Rule 9.118 Review of Order of Hearing Panel

(A) Review of Order; Time.

(1) The administrator, the complainant, or the respondent may petition the board in writing to review the order of a hearing panel filed under MCR 9.113(B), 9.115, 9.116, 9.120, 9.121 or 9.124. The board may grant review of a nonfinal order and decide such interlocutory matters without a hearing. A petition for review must set forth the reasons and the grounds on which review is sought and must be filed with the board within 21 days after the order is served. The petitioner must serve copies of the petition and the accompanying documents on the other party and the complainant and file a proof of service with the board.

(2) A cross-petition for review may be filed within 21 days after the petition for review is served on the cross-petitioner. The cross-petition must be served on the other party and the complainant, and a proof of service must be filed with the board.

(3) A delayed petition for review may be considered by the board chairperson under the guidelines of MCR 7.205(G). If a petition for review is filed more than 12 months after the order of the hearing panel is entered, the petition may not be granted.

(B) Order to Show Cause. If a petition for review is timely filed or a delayed petition for review is accepted for filing, the board shall issue an order to show cause, at a date and time specified, why the order of the hearing panel should not be affirmed. The order shall establish a briefing schedule for all parties and may require that an answer to the petition or cross-petition be filed. An opposing party may file an answer even if the order does not require one. The board must serve the order to show cause on the administrator, respondent, and complainant at least 21 days before the hearing. Failure to comply with the order to show cause, including, but not limited to, a requirement for briefs, may be grounds for dismissal of a petition for review. Dismissal of a petition for review shall not affect the validity of a cross-petition for review.

(C) Hearing.
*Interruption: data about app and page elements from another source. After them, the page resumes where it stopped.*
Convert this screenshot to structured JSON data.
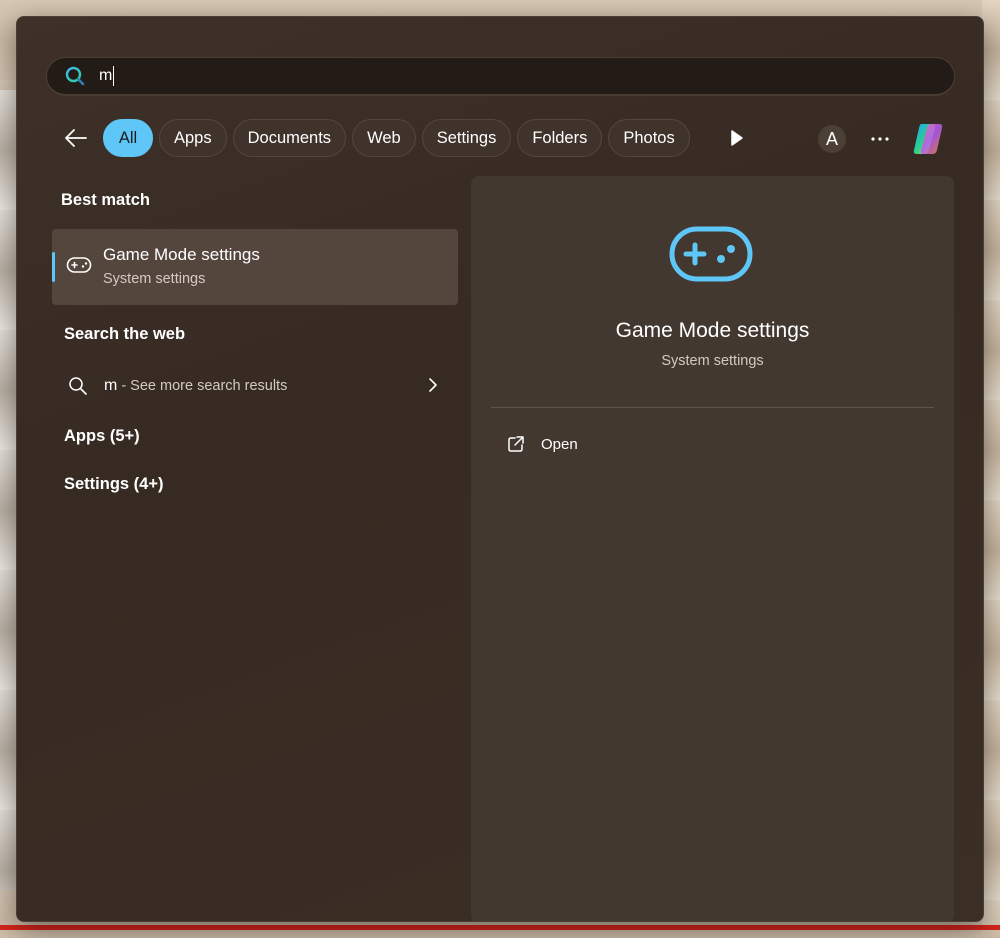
{
  "search": {
    "query": "m"
  },
  "filters": {
    "back_label": "Back",
    "chips": [
      "All",
      "Apps",
      "Documents",
      "Web",
      "Settings",
      "Folders",
      "Photos"
    ],
    "active": "All",
    "avatar_letter": "A"
  },
  "left": {
    "best_match_title": "Best match",
    "best_match": {
      "title": "Game Mode settings",
      "subtitle": "System settings",
      "icon": "gamepad-icon"
    },
    "search_web_title": "Search the web",
    "web_result": {
      "query": "m",
      "more_text": " - See more search results"
    },
    "apps_title": "Apps (5+)",
    "settings_title": "Settings (4+)"
  },
  "preview": {
    "title": "Game Mode settings",
    "subtitle": "System settings",
    "open_label": "Open",
    "icon": "gamepad-icon"
  },
  "colors": {
    "accent": "#5ec7f7",
    "panel": "#362a22",
    "preview_bg": "#433830"
  }
}
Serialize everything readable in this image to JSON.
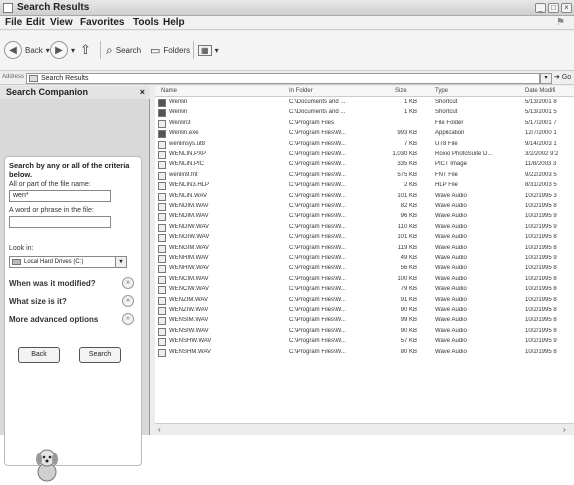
{
  "window": {
    "title": "Search Results"
  },
  "menu": [
    "File",
    "Edit",
    "View",
    "Favorites",
    "Tools",
    "Help"
  ],
  "toolbar": {
    "back": "Back",
    "search": "Search",
    "folders": "Folders",
    "views_icon": "views-icon"
  },
  "address": {
    "label": "Address",
    "value": "Search Results",
    "go": "Go"
  },
  "sidebar": {
    "title": "Search Companion",
    "criteria_title": "Search by any or all of the criteria below.",
    "name_label": "All or part of the file name:",
    "name_value": "wen*",
    "phrase_label": "A word or phrase in the file:",
    "phrase_value": "",
    "lookin_label": "Look in:",
    "lookin_value": "Local Hard Drives (C:)",
    "options": [
      "When was it modified?",
      "What size is it?",
      "More advanced options"
    ],
    "back_label": "Back",
    "search_label": "Search"
  },
  "columns": [
    "Name",
    "In Folder",
    "Size",
    "Type",
    "Date Modifi"
  ],
  "rows": [
    {
      "name": "Wenlin",
      "folder": "C:\\Documents and ...",
      "size": "1 KB",
      "type": "Shortcut",
      "date": "5/13/2001 8",
      "icon": "black"
    },
    {
      "name": "Wenlin",
      "folder": "C:\\Documents and ...",
      "size": "1 KB",
      "type": "Shortcut",
      "date": "5/13/2001 5",
      "icon": "black"
    },
    {
      "name": "Wenlin3",
      "folder": "C:\\Program Files",
      "size": "",
      "type": "File Folder",
      "date": "5/17/2001 7",
      "icon": "folder"
    },
    {
      "name": "Wenlin.exe",
      "folder": "C:\\Program Files\\W...",
      "size": "993 KB",
      "type": "Application",
      "date": "12/7/2000 1",
      "icon": "black"
    },
    {
      "name": "wenlinsys.ut8",
      "folder": "C:\\Program Files\\W...",
      "size": "7 KB",
      "type": "UT8 File",
      "date": "9/14/2003 1",
      "icon": "doc"
    },
    {
      "name": "WENLIN.PXP",
      "folder": "C:\\Program Files\\W...",
      "size": "1,030 KB",
      "type": "Roxio PhotoSuite D...",
      "date": "3/2/2002 9:2",
      "icon": "doc"
    },
    {
      "name": "WENLIN.PIC",
      "folder": "C:\\Program Files\\W...",
      "size": "335 KB",
      "type": "PICT Image",
      "date": "11/8/2003 3",
      "icon": "doc"
    },
    {
      "name": "wenlin9.fnt",
      "folder": "C:\\Program Files\\W...",
      "size": "575 KB",
      "type": "FNT File",
      "date": "9/22/2003 5",
      "icon": "doc"
    },
    {
      "name": "WENLIN3.HLP",
      "folder": "C:\\Program Files\\W...",
      "size": "2 KB",
      "type": "HLP File",
      "date": "8/31/2003 5",
      "icon": "doc"
    },
    {
      "name": "WENLIN.WAV",
      "folder": "C:\\Program Files\\W...",
      "size": "101 KB",
      "type": "Wave Audio",
      "date": "10/2/1995 3",
      "icon": "doc"
    },
    {
      "name": "WENDIM.WAV",
      "folder": "C:\\Program Files\\W...",
      "size": "82 KB",
      "type": "Wave Audio",
      "date": "10/2/1995 8",
      "icon": "doc"
    },
    {
      "name": "WENDIM.WAV",
      "folder": "C:\\Program Files\\W...",
      "size": "96 KB",
      "type": "Wave Audio",
      "date": "10/2/1995 9",
      "icon": "doc"
    },
    {
      "name": "WENDIW.WAV",
      "folder": "C:\\Program Files\\W...",
      "size": "110 KB",
      "type": "Wave Audio",
      "date": "10/2/1995 9",
      "icon": "doc"
    },
    {
      "name": "WENGIW.WAV",
      "folder": "C:\\Program Files\\W...",
      "size": "101 KB",
      "type": "Wave Audio",
      "date": "10/2/1995 8",
      "icon": "doc"
    },
    {
      "name": "WENGIM.WAV",
      "folder": "C:\\Program Files\\W...",
      "size": "119 KB",
      "type": "Wave Audio",
      "date": "10/2/1995 8",
      "icon": "doc"
    },
    {
      "name": "WENHIM.WAV",
      "folder": "C:\\Program Files\\W...",
      "size": "49 KB",
      "type": "Wave Audio",
      "date": "10/2/1995 9",
      "icon": "doc"
    },
    {
      "name": "WENHIW.WAV",
      "folder": "C:\\Program Files\\W...",
      "size": "56 KB",
      "type": "Wave Audio",
      "date": "10/2/1995 8",
      "icon": "doc"
    },
    {
      "name": "WENCIM.WAV",
      "folder": "C:\\Program Files\\W...",
      "size": "100 KB",
      "type": "Wave Audio",
      "date": "10/2/1995 8",
      "icon": "doc"
    },
    {
      "name": "WENCIW.WAV",
      "folder": "C:\\Program Files\\W...",
      "size": "79 KB",
      "type": "Wave Audio",
      "date": "10/2/1995 8",
      "icon": "doc"
    },
    {
      "name": "WENZIM.WAV",
      "folder": "C:\\Program Files\\W...",
      "size": "91 KB",
      "type": "Wave Audio",
      "date": "10/2/1995 8",
      "icon": "doc"
    },
    {
      "name": "WENZIW.WAV",
      "folder": "C:\\Program Files\\W...",
      "size": "90 KB",
      "type": "Wave Audio",
      "date": "10/2/1995 8",
      "icon": "doc"
    },
    {
      "name": "WENSIM.WAV",
      "folder": "C:\\Program Files\\W...",
      "size": "99 KB",
      "type": "Wave Audio",
      "date": "10/2/1995 8",
      "icon": "doc"
    },
    {
      "name": "WENSIW.WAV",
      "folder": "C:\\Program Files\\W...",
      "size": "90 KB",
      "type": "Wave Audio",
      "date": "10/2/1995 8",
      "icon": "doc"
    },
    {
      "name": "WENSHW.WAV",
      "folder": "C:\\Program Files\\W...",
      "size": "57 KB",
      "type": "Wave Audio",
      "date": "10/2/1995 9",
      "icon": "doc"
    },
    {
      "name": "WENSHM.WAV",
      "folder": "C:\\Program Files\\W...",
      "size": "80 KB",
      "type": "Wave Audio",
      "date": "10/2/1995 8",
      "icon": "doc"
    }
  ]
}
(1) A hearing on the order to show cause must be heard by a subboard of at least 3 board members assigned by the chairperson. The board must make a final decision on consideration of the whole record, including a transcript of the presentation made to the subboard and the subboard’s recommendation. The respondent shall appear personally at the review hearing unless excused by the board. Failure to appear may result in denial of any relief sought by the respondent, or any other action allowable under MCR 9.118(D).

(2) If the board believes that additional testimony should be taken, it may refer the case to a hearing panel or a master. The panel or the master shall then take the additional testimony and shall make a supplemental report, including a transcript of the additional testimony, pleadings, exhibits, and briefs with the board. Notice of the filing of the supplemental report and a copy of the report must be served as an original report and order of a hearing panel.

(D) Decision. After the hearing on the order to show cause, the board may affirm, amend, reverse, or nullify the order of the hearing panel in whole or in part or order other discipline. A discipline order is not effective until 28 days after it is served on the respondent unless the board finds good cause for the order to take effect earlier.

(E) Motion for Reconsideration; Stay. A motion for reconsideration may be filed at any time before the board’s order takes effect. An answer to a motion for reconsideration may be filed. If the discipline order is a suspension for 179 days or less, a stay of the discipline order will automatically issue on the timely filing by the respondent of a motion for reconsideration. If the discipline is greater than a 179-day suspension, the respondent may petition for a stay. If the board grants a stay, the stay remains effective for 28 days after the board enters its order granting or denying reconsideration.

(F) Filing Orders. The board must file a copy of its discipline order with the Supreme Court clerk and the clerk of the county where the respondent resides and where his or her office is located. The order must be served on all parties. If the respondent requests it in writing, a dismissal order must be similarly filed and served.